My follow up post is Saving Tikorangi – what our District and Regional Councils could do.

Update: Monday 11 February
1) This post and its accompanying post “Saving Taranaki” clocked up over 1000 views in 6 days. I have added two extra pointers, 26 and 27, to Saving Tikorangi.
2) Taranaki Regional Council have contacted me to say that none of this has anything at all to do with them. It is all New Plymouth District Council’s problem. How convenient.
3) I am still waiting to discover how many wells have been approved for Mangahewa A site. NPDC appear to be having difficulty finding the records even though this is a large and active site. I have suggested that if they have misfiled or lost the records, no doubt the licensee, Todd Energy, could supply them with a copy.
4) The applications for Greymouth Petroleum’s Kowhai C site are at a considerably more advanced stage than neighbours or locals realised. This, of course, is pretty much the same site that an active local campaign kept Fletcher Challenge out of 15 years ago. Who knew that the same issue would reappear but under a different company name? The same reasons why locals did not want Fletcher Challenge on that site still apply. In fact with fracking, those reasons are probably even greater. It is wildly inappropriate and risky to site major industrial developments in the very heart of a rural community.
5) Reportedly, Todd Energy is describing Tikorangi as “semi rural”. No, Todd. We are rural here. Semi rural is that transition on the outskirts of towns and cities. This is a farming area. The fact there are also some lifestyle blocks does not make us semi rural. Most of us would rather not be semi rural when the other semi is industrial, thank you.

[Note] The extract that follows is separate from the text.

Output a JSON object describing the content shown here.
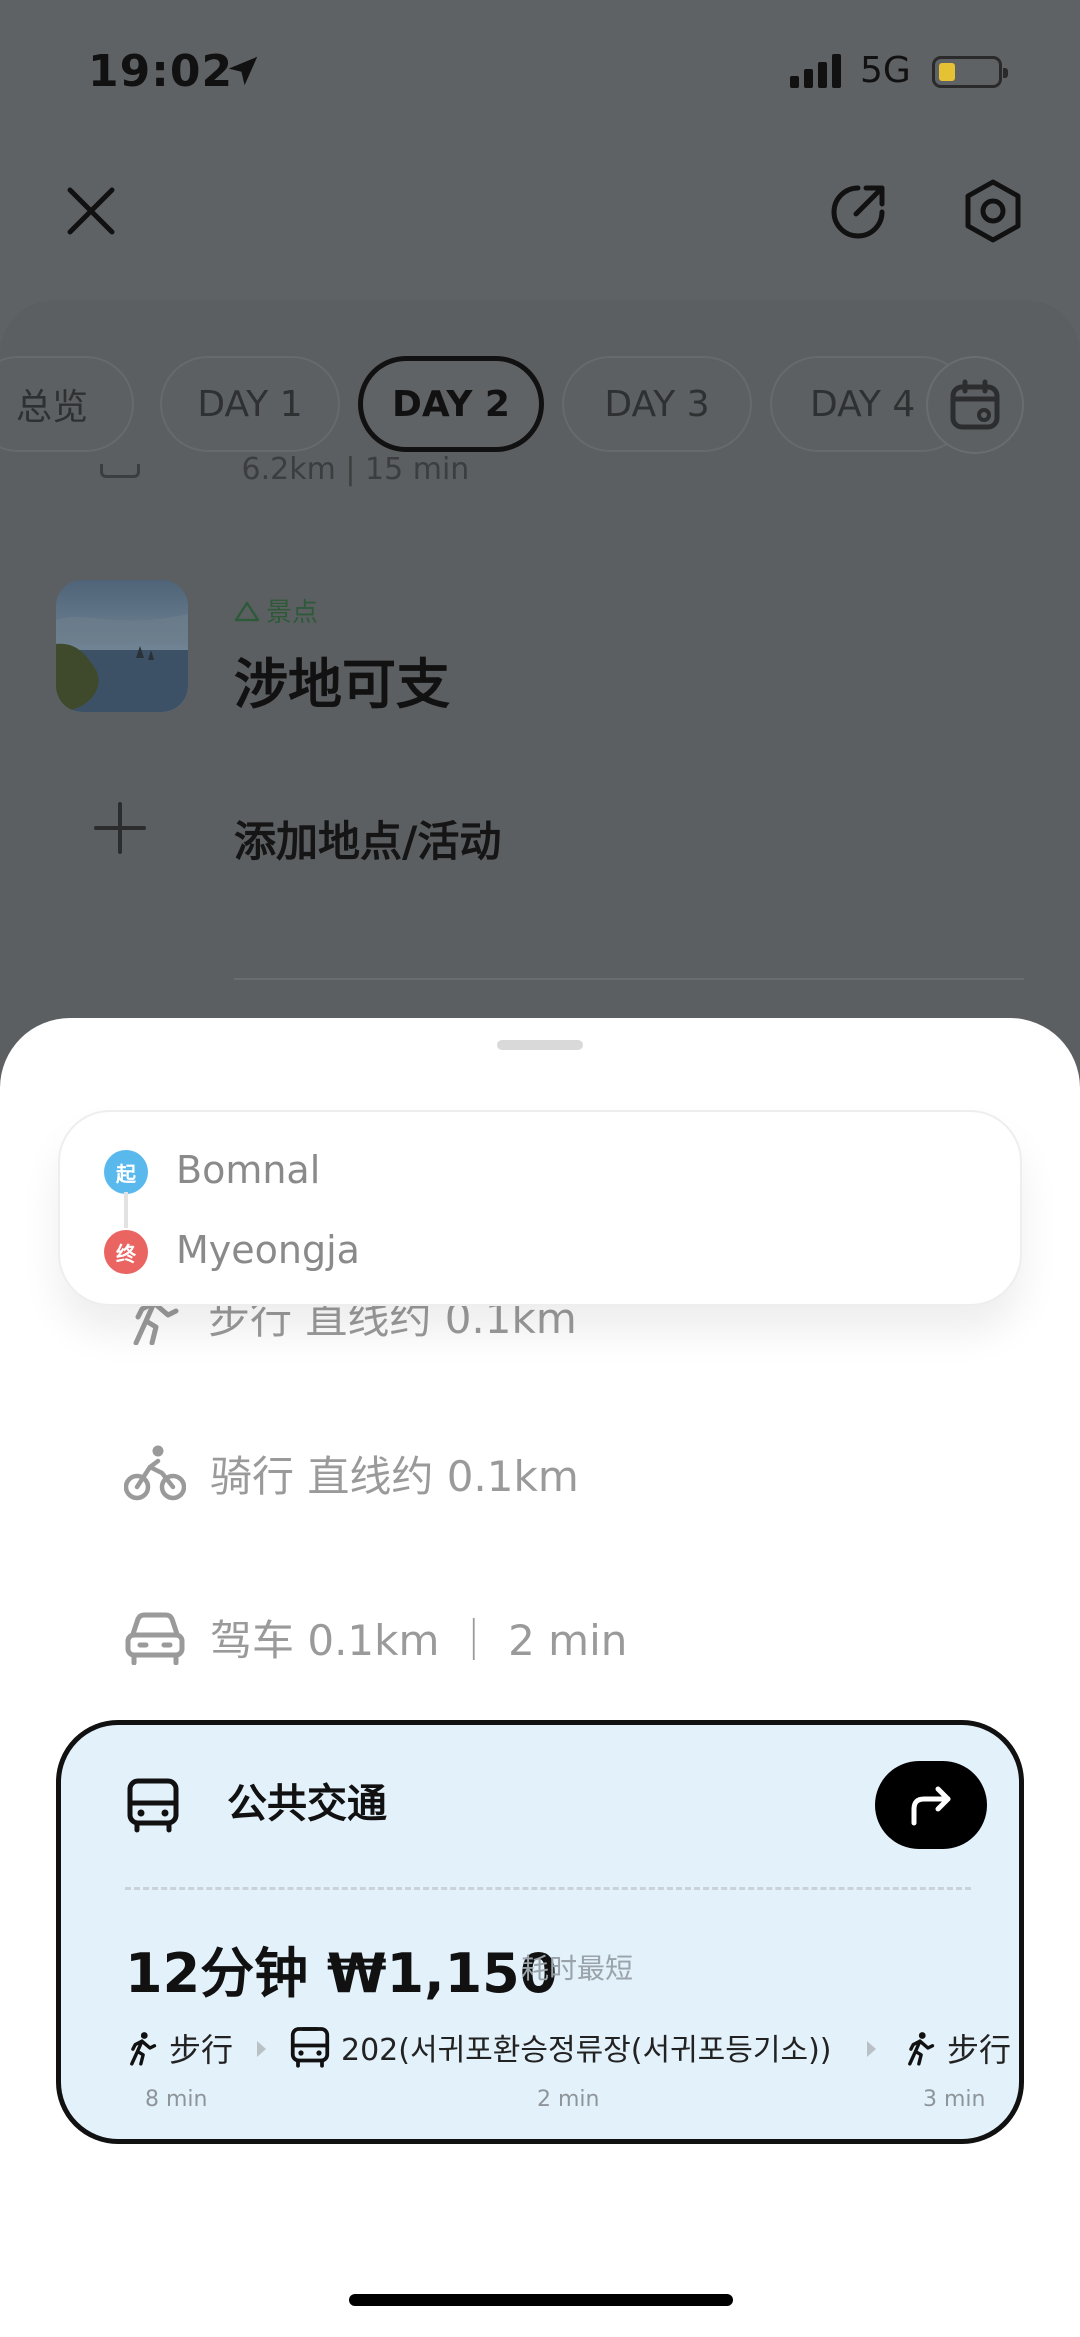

I sent NPDC a photo of Mangahewa A site signage to help them find it

I sent NPDC a photo of Mangahewa A site signage to help them find it